The 4Runner is well-built, capable, and exceptionally cool-looking. Like the Land Cruiser, it delivers the off-roader feels the way few modern crossovers do. It also is incredibly old, consumes fuel inefficiently, and doesn’t offer much car for an initial outlay of cash that’s close to $50,000 in this spec.
All that said, my wife and I still kind of wanted a 4Runner after living with it for a while.
The Venture Special Edition is on-trend.
The Venture Special Edition is an extension of the 4Runner’s TRD Premium Off-Road trim, which rests in the mid-range on the luxury between the standard TRD Off-Road and the top-level TRD Pro and packs the model’s most advanced off-road tech. For a $1,815 price over the TRD Premium, the Venture hits two of the automotive industry’s biggest trends: blacked-out detailing and overlanding.
The Venture Special Edition blacks out the Toyota and 4Runner badging on the exterior, and deletes the TRD Off-Road badge from the C-pillar for a cleaner look. It gives the 4Runner black mirrors, black door handles and a black rear spoiler. It also includes some cargo accessories; there’s a Yakima MegaWarrior roof rack — pro tip: don’t forget that it’s on the roof before you enter a parking garage — and an available sliding cargo deck.

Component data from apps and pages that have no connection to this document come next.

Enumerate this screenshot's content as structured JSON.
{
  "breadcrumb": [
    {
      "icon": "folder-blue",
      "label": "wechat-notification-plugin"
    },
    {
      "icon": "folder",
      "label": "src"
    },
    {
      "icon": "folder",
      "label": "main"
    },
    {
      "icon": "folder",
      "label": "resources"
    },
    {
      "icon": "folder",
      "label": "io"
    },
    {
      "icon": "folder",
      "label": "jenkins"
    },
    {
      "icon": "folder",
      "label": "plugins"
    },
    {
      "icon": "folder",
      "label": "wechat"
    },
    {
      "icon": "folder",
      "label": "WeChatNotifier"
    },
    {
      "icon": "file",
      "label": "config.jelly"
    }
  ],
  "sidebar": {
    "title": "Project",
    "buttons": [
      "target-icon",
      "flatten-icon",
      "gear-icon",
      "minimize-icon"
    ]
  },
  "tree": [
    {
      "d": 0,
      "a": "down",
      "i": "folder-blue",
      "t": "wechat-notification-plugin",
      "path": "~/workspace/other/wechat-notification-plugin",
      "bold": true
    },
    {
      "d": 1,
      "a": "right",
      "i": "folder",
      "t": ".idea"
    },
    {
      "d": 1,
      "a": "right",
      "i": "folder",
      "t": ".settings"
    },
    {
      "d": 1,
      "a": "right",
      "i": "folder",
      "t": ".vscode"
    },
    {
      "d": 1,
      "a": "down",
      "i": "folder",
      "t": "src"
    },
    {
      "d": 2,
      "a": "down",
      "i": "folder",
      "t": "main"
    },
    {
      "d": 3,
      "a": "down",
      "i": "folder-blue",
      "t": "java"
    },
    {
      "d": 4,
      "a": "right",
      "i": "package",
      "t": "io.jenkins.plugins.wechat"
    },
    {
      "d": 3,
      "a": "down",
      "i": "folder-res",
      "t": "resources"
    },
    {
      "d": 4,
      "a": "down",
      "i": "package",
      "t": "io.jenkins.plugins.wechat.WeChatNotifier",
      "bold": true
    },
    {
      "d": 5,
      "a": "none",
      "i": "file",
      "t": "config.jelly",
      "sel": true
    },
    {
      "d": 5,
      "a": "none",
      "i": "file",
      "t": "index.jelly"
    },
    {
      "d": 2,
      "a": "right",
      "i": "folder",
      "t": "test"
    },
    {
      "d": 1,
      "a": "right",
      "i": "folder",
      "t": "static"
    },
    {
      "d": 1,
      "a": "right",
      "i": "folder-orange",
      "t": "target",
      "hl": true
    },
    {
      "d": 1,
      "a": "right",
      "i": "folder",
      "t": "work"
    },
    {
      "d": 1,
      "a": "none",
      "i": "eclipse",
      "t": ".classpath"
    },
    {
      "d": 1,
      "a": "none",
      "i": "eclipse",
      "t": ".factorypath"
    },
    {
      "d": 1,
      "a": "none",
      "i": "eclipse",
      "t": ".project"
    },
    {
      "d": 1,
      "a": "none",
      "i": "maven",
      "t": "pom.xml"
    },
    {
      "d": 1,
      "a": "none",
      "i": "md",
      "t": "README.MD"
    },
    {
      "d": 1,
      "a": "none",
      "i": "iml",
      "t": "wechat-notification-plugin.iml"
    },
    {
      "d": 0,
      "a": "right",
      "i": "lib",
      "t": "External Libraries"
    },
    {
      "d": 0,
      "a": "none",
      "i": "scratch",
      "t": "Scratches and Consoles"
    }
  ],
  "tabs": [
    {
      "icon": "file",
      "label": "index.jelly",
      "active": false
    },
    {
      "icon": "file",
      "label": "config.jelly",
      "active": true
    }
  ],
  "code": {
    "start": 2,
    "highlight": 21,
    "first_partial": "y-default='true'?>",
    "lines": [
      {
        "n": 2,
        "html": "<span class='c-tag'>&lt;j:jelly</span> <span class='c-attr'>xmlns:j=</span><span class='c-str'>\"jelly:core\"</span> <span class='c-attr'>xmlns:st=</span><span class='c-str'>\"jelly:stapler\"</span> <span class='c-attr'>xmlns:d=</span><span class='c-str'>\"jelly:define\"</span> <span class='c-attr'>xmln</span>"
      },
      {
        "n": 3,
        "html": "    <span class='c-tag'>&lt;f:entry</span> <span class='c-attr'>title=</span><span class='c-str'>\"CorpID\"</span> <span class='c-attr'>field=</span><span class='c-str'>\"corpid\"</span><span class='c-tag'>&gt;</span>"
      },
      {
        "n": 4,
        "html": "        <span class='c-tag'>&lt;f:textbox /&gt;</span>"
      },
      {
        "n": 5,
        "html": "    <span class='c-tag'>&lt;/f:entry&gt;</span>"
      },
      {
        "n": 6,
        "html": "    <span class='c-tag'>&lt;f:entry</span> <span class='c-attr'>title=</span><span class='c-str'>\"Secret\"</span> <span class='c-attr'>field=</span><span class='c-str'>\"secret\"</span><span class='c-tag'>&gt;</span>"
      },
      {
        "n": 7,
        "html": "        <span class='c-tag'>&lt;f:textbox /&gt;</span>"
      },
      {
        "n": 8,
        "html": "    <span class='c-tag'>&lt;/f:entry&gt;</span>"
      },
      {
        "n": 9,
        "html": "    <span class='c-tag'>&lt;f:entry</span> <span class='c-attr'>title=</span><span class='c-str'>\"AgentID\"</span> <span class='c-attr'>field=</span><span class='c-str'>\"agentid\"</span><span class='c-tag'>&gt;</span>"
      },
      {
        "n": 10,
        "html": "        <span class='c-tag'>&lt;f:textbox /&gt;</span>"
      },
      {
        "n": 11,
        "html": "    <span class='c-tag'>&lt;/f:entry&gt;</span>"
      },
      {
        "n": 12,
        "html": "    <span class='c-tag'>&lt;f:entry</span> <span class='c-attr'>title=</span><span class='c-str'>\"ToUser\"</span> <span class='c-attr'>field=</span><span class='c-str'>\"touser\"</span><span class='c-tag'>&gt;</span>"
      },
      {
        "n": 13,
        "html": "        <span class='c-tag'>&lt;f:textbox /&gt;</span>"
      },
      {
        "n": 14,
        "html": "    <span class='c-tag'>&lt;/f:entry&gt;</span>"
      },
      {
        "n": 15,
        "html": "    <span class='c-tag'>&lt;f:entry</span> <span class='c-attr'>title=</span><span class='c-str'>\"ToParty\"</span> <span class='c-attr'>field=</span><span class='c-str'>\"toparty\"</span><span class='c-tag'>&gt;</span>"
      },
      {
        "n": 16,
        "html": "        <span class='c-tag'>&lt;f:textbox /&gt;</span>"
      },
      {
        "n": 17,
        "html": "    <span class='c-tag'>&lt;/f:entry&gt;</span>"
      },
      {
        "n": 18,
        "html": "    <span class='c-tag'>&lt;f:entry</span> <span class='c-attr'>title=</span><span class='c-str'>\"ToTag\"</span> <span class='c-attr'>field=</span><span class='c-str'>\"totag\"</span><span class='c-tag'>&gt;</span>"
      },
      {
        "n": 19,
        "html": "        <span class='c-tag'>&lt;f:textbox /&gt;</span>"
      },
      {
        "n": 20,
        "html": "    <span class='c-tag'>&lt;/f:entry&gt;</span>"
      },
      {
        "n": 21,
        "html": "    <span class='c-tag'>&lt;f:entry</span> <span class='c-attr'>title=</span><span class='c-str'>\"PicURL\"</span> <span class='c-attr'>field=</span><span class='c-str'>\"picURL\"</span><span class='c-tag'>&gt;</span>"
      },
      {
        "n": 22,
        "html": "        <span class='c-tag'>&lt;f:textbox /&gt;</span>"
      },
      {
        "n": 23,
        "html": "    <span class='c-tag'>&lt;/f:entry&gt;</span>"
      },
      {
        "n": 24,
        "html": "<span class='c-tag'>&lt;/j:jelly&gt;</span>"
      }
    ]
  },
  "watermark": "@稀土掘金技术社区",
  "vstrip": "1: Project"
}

The 4Runner is what we want the Land Cruiser to be.
This generation of the iconic Land Cruiser has been around a while, and the flaws are apparent. It’s not hard to look at the portly, pricey Land Cruiser and think it should be about 1,000 pounds lighter, $40,000 less expensive and place more emphasis on off-road ability than luxury — ideally while retaining its cool appearance and the sense of security offered by its capability and reliability. That car exists; it’s the 4Runner.
Indeed, it’s easy to get sucked in by this Toyota’s off-road-ready charm. There’s a comfort in being prepared for anything (barring a gasoline shortage), and this rig leaves you feeling ready to take on whatever hell the world throws at you. In fact, my wife and I found the 4Runner endearing enough to half-heartedly run the numbers on a purchase…and to try to rationalize the fuel consumption.
But the 4Runner is still ancient.
2009 was a long time ago in car terms. Trucks and SUVs have evolved by great leaps since then…yet the 4Runner hasn’t. The SUV still uses a big 4.0-liter V6, connected to an automatic transmission with just five gears. It handles like a boat. It’s slow. It’s loud. It achieves an unpleasant 19 mpg on the highway, and suffers from other annoying, old-school SUV issues as well, like taking an inordinate amount of time to warm up.
Want more proof? I drove a Jeep Gladiator right after the 4Runner, and that Toyota glow melted away very quickly. The difference between the two cars felt like I entered a time machine (and, it should be noted, the Gladiator uses a similarly-aged V6 yet does much more with it).
Few cars can match the 4Runner’s emotive appeal. But it’s hard making a value case for it when competitors offer so much more at this price point.
Price as Tested: $48,877
Drivetrain: 4.0-liter V6, 5-speed automatic, 4-wheel-drive
Power: 270 hp, 278 lb-ft
Fuel Economy: 16 city, 19 highway
Toyota provided this product for review.